|dc.description.abstract||Compensatory growth is faster than optimal growth, and commonly occurs following dietary restriction in early development. This alternative growth strategy allows an animal to reach a "normal" adult size, influencing reproductive fitness. However, the rapid growth required to reach a large size after growth restriction comes at a cost of accumulated cellular damage. Compensatory growth has evolved as an alternative growth strategy because these costs are often incurred late in life, after the reproductive period. The aim of this thesis was to address the issue of compensatory growth on two levels: first, in an empirical study of one species, and second, in a quantitative review of numerous taxa.
I investigated the effects of early dietary restriction on the growth, development and morphology of Litoria ewingii tadpoles, as well as on three fitness-related behavioural traits. This is the first known study to follow the effects of compensatory growth in an amphibian beyond metamorphosis, and to simultaneously explore the effects of immune activation. Restricted tadpoles were fed half-rations for two weeks in early development, and tadpoles in half of each feeding treatment received an injection of phytohemagglutinin, PHA, a known immune-activating lectin. Dietary restriction prolonged the larval period of the tadpoles but resulted in larger, heavier frogs which were faster to capture prey and had increased survival. In contrast, immune activation caused high initial mortality but showed weak long-term effects. Whole-body corticosterone levels, as analysed by radioimmunoassay, were not affected by the dietary treatment. These results are unique for showing the rare effect of "over-compensation" and suggest dietary restriction is a stronger developmental influence than immune activation. The impact of compensatory growth on the post-metamorphic fitness of L. ewingii was contrary to theoretical expectations and may possess some value as an alternative conservation strategy for amphibians.
The quantitative review, the first in this field, clarified the terminology of compensatory growth and catch-up growth (achieving the same final size as controls) and was able to confirm both growth patterns as reliable, wide-spread responses to dietary restriction. Meta-analysis and meta-regression analysis techniques were used to conduct eight analyses of the size, growth slopes and fitness outcomes related to compensatory growth, based on data collected from 88 studies, spanning 11 taxonomic classes. Overall, animals experienced higher mortality and reduced reproductive output as a result of the dietary treatment. Taken together, the results of the quantitative review verified the basic assumptions of compensatory growth but also highlighted a number of aspects which could guide future research, such as the significance of diet protocols, appropriate fitness correlates and possible effect of age-dependent growth.

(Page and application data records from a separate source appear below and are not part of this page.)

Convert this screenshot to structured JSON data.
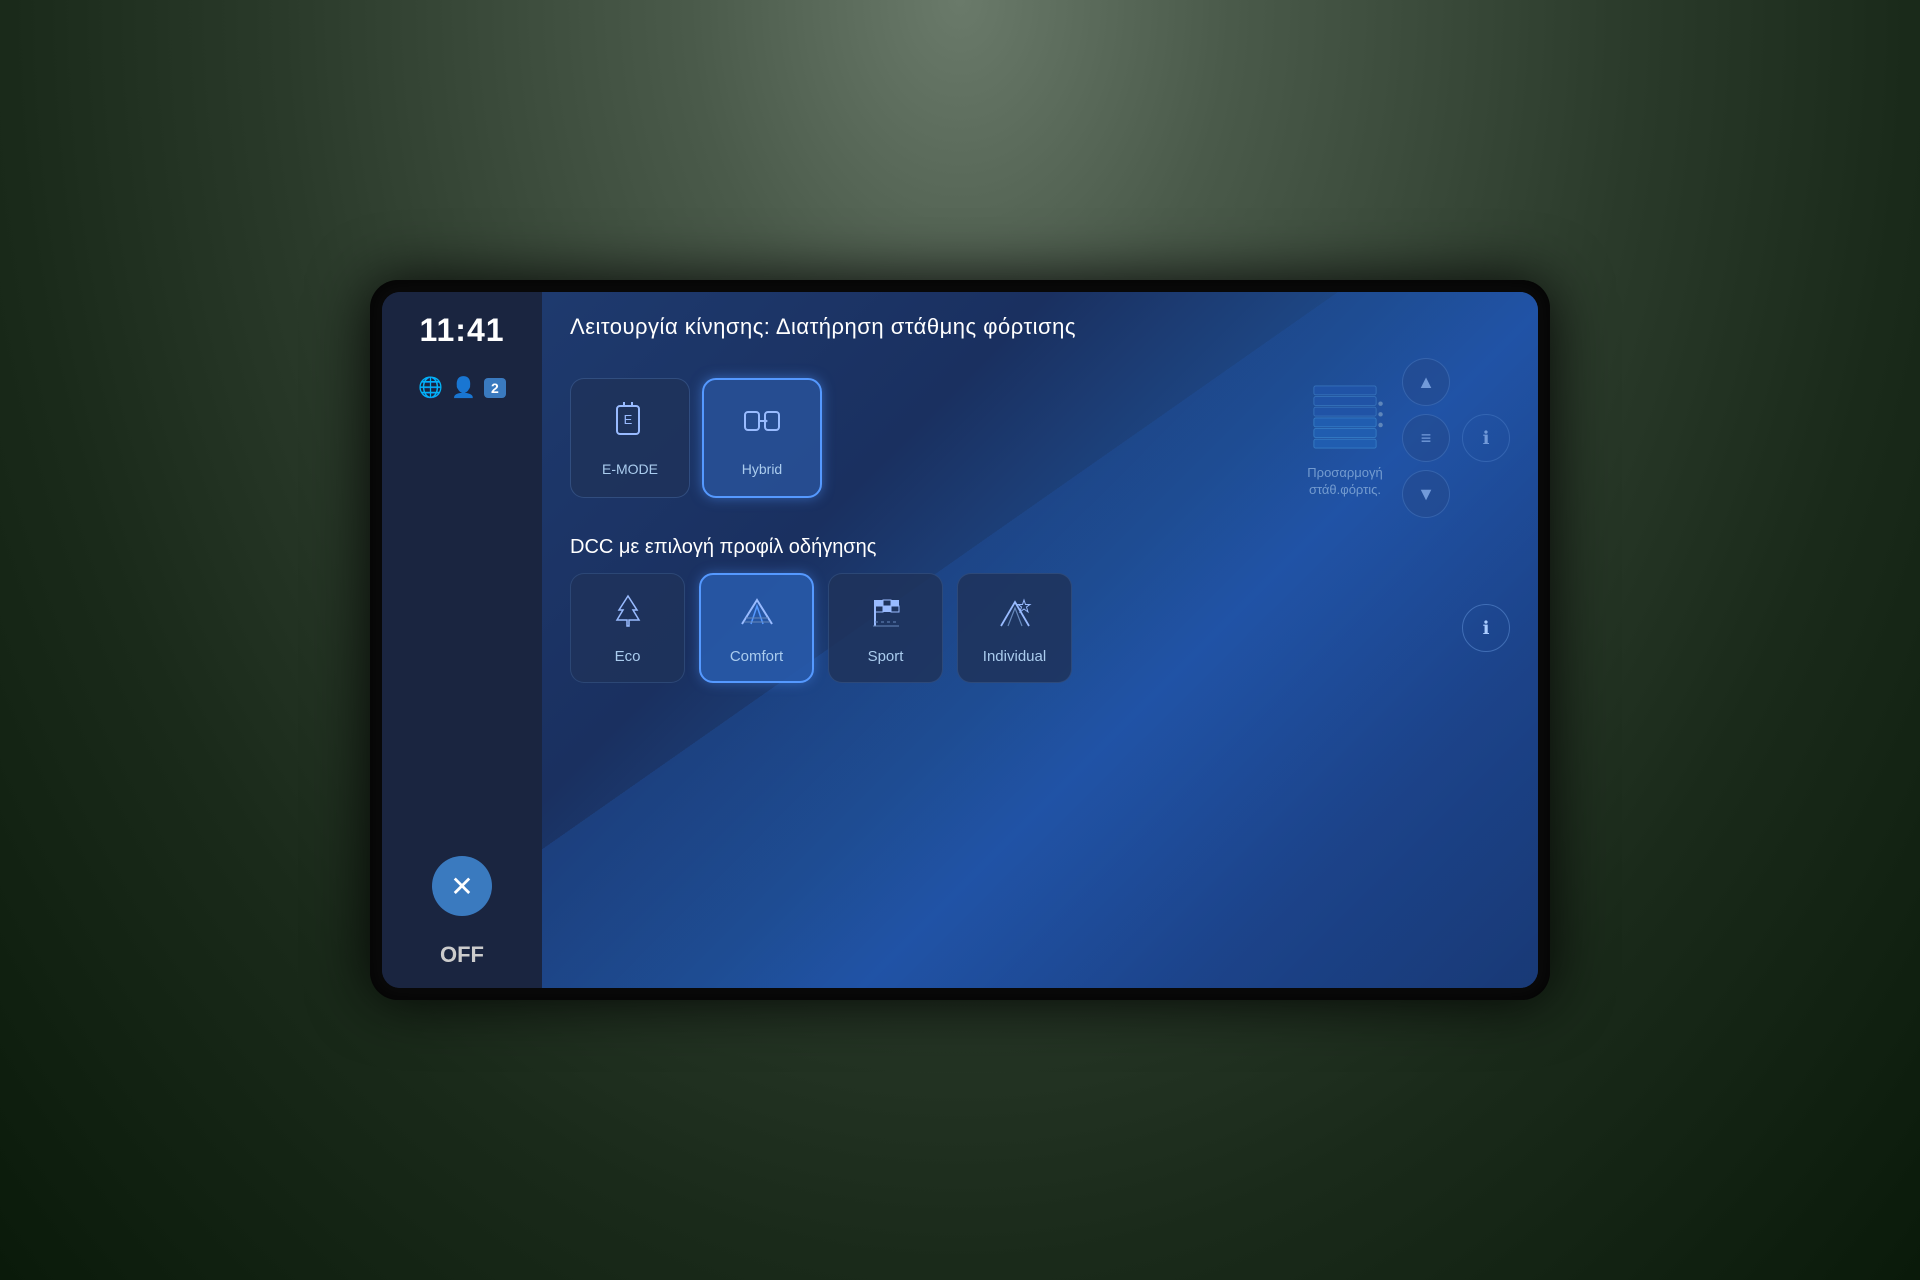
{
  "screen": {
    "time": "11:41",
    "notification_count": "2",
    "off_label": "OFF",
    "close_icon": "✕"
  },
  "drive_section": {
    "title": "Λειτουργία κίνησης: Διατήρηση στάθμης φόρτισης",
    "modes": [
      {
        "id": "emode",
        "label": "E-MODE",
        "icon": "⊟",
        "active": false
      },
      {
        "id": "hybrid",
        "label": "Hybrid",
        "icon": "⇒",
        "active": true
      }
    ],
    "charge_adapt": {
      "label": "Προσαρμογή\nστάθ.φόρτις.",
      "icon": "battery-stack"
    },
    "scroll_up_label": "▲",
    "scroll_mid_label": "≡",
    "scroll_down_label": "▼",
    "info_label": "ℹ"
  },
  "dcc_section": {
    "title": "DCC με επιλογή προφίλ οδήγησης",
    "modes": [
      {
        "id": "eco",
        "label": "Eco",
        "icon": "eco",
        "active": false
      },
      {
        "id": "comfort",
        "label": "Comfort",
        "icon": "comfort",
        "active": true
      },
      {
        "id": "sport",
        "label": "Sport",
        "icon": "sport",
        "active": false
      },
      {
        "id": "individual",
        "label": "Individual",
        "icon": "individual",
        "active": false
      }
    ],
    "info_label": "ℹ"
  },
  "colors": {
    "active_border": "#5599ff",
    "inactive_bg": "rgba(30,50,90,0.85)",
    "text_primary": "#ffffff",
    "text_secondary": "#aaccee",
    "accent_blue": "#3a7abf"
  }
}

Compensatory growth is a broad field of research, ranging from the small-scale physiological mechanisms to the vast evolutionary perspective. This research has far-reaching implications, from human health to agriculture to evolutionary theory. In addressing two levels of this field, this thesis provides answers for previous gaps in knowledge. In addition, these results open up further avenues of research, which not only extend the field of compensatory growth, but also have real-world medical and economic applications.||